Unit 1: Systems Theory

Systems theory is the interdisciplinary study of systems. A system is an interconnected set of components that, under certain rules, look to achieve one same goal.

In systems theory, there are several key concepts:

  • Synergy, which is the cooperative action of independent sub-systems.
  • Having recursivity in a system means that every one of its components is independent and synergistic with each other.
  • Homoeostasis is the level of response and adaptation to context that a system has.
  • Semantics is a set of new words derived from new specialisations.
  • The wear and tear that a system suffers with time or as a byproduct of its own operation is known as entropy.
  • The principle that establishes that a system and its components must achieve the same goal is known as equifinality.

Operations research is the application of the scientific method to improve decision making, within the context of systems theory.

Unit 2: Mathematical Models

A mathematical model is an abstract representation of a problem. Mathematical models can be:

  • Normative, which describe a functional relation and prescribe a specific course of action.
  • Descriptive. which describe a functional relation but don’t prescribe any course of action.
  • Deterministic, which means that all of its parameters are known.

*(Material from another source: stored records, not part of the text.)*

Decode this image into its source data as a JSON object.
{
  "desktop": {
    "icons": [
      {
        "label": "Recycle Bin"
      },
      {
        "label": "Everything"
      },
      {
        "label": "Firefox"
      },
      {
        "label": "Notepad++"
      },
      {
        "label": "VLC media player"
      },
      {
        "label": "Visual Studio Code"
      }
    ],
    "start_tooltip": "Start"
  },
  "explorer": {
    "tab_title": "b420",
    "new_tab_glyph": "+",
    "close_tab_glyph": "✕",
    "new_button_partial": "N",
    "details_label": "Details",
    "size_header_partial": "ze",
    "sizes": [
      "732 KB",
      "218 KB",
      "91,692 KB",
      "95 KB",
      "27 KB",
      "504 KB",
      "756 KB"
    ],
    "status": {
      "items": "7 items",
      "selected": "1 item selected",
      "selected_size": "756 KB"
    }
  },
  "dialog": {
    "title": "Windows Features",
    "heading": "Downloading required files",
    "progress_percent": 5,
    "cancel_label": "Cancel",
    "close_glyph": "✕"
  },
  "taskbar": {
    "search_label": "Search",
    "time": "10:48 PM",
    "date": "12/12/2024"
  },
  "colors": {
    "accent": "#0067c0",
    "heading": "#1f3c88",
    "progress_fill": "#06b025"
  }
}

A linear function is a type of function where sums and scalar products behave nicely. Linear inequalities are similar.

With these two, we can model a linear programming problem (LPP), which is basically a problem where the optimum (maximum or minimum) of a linear function is sought for. The correct and adequate modelling of an LPP is crucial for its optimisation and is an essential concept for this course.